I remember calling out to God and Jesus in that moment when I found out that Emily died. I was alone. And I did not want to be. I know that God was with me in that moment, and even before. I actually read the book, "Proof of Heaven," two days before we were delivered the devastating news. That was Super Bowl Sunday. Super Bowl Sunday now looks different to me, a year later. I went to bed that night, and finished the whole book from front to back, something I do not think I have ever done before. I even had to put the book down a few times when the author talked about death. After I read the book though, I thought, heaven is a wonderful place. Here, this man, whom was an atheist, before his near death experience, did not want to come back to Earth. How powerful is that. The author, Dr. Eben Alexander, said that he was filled with an incredible love there. Someday I am going to write him a letter to let him know how much he helped in those initial days of finding out that our Emily had gone onto Heaven. And there is a part of me, that believes God was preparing me. I remember talking about "Proof of Heaven" a lot in that room with my mom, husband, and doctor, in those still moments.

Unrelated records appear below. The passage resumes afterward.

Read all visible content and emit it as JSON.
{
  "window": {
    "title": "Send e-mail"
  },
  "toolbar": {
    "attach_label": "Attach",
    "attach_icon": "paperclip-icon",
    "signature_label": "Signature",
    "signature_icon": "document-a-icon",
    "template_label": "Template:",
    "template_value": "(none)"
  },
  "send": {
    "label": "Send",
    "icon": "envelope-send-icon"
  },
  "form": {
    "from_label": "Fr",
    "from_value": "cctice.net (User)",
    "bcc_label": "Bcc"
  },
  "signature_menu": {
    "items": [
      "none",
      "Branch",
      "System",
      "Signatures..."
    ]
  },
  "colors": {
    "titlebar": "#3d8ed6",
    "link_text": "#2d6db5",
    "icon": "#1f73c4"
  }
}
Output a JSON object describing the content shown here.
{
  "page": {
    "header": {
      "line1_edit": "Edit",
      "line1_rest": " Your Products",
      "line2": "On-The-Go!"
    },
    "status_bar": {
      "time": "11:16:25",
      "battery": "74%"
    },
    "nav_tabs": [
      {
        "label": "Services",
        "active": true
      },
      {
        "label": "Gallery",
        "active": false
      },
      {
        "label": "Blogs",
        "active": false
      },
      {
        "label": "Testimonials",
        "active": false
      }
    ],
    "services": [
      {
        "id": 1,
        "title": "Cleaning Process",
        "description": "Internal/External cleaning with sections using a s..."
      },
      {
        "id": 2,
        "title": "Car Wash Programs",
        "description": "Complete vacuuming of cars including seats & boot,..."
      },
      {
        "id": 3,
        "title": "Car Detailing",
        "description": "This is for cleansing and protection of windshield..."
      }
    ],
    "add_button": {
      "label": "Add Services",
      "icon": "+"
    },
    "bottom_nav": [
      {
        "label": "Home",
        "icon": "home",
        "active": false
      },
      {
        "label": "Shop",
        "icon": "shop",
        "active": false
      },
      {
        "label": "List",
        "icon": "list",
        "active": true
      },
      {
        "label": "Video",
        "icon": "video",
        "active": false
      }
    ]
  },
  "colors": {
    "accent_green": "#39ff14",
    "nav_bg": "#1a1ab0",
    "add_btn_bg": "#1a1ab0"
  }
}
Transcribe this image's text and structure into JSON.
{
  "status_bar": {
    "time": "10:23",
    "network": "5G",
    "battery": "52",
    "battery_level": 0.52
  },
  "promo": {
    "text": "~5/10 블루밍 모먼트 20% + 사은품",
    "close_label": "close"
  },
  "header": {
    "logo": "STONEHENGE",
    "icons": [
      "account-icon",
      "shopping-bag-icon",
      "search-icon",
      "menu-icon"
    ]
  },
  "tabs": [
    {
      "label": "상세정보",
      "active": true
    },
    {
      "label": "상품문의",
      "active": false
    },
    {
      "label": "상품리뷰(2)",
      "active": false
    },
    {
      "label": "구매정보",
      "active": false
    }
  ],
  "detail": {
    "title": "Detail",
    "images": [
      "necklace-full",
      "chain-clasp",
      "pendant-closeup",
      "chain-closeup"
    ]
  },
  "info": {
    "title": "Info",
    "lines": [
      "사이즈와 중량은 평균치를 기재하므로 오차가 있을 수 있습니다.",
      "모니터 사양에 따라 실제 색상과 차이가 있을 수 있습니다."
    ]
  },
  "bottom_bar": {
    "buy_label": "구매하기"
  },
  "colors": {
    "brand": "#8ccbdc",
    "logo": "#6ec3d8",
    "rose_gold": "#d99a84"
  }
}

Almost every day leading up to delivering Emily, I went in to have an ultrasound done. Some would say denial. But, I just could not imagine taking my baby out of me, the one that I was supposed to protect and keep safe, until their due date. It just did not make sense, and I could not process it. I just wanted to be sure, that she was gone. I was also hopeful that maybe they made a mistake, although I just knew she was gone. And on Thursday, February 7th, two days after we found out, the doctor doing the ultrasound said, "Your baby now has fluid around the brain." It was hearing those words, I thought, "Yes, our baby is gone." It hurt so bad. And then from there, we had already arranged a meeting with the cemetery to talk about options. It was painful to walk out to the baby section, and pick out our baby's plot while Emily was still inside of me. (I am crying as I type this. It still is very vivid and real, even a year later.) I remember feeling a little guilty doing this, but I knew we had to, and that our days were going to be filled with a lot to do. We had never planned a funeral before, but all that knew about death and burying said that the sooner you do it, the better for your grieving. So, I said if we can do it, we will do it next week.
A year later, I still have my moments of, "Did all of that just happen? Did Emily really die?" It will be for seconds, or even a split second that these random thoughts appear in my head. I asked another bereaved mother if this ever happened to her, since the death of her baby boy. She said, "Absolutely." They lost in 2011. I don't think that thought every escapes you. That you have a baby or child that died. When you drop your child off to college, you want to check out everything around them to make sure that they are safe, and in a good place. While I know that Emily is safe and in a good place, I did not get to check it out first. Children are supposed to bury their parents, not parents burying their children. I remember hearing those words growing up, but never did I know what that really felt like. It is the worst pain a parent could or can feel. However, on the other end, I did feel a sense of peace when we laid Emily's body to rest on Friday, February 15th, a week after we had her. I knew that she was with God, and that I would see her again someday. I have learned quite a bit about life, in this fast, but very slow year. I just stopped by this morning to visit Emily, and I thanked her for all that she has taught me. I said, "But, I wish that it did not take you dying, to learn these lessons." And I gave a kiss to her body (I kiss my hand and touch her headstone or the ground where she is buried) , and then I blew a kiss to her in Heaven, her soul. I do this every time before I leave her.
Posted on February 3, 2014
by Anne Morrison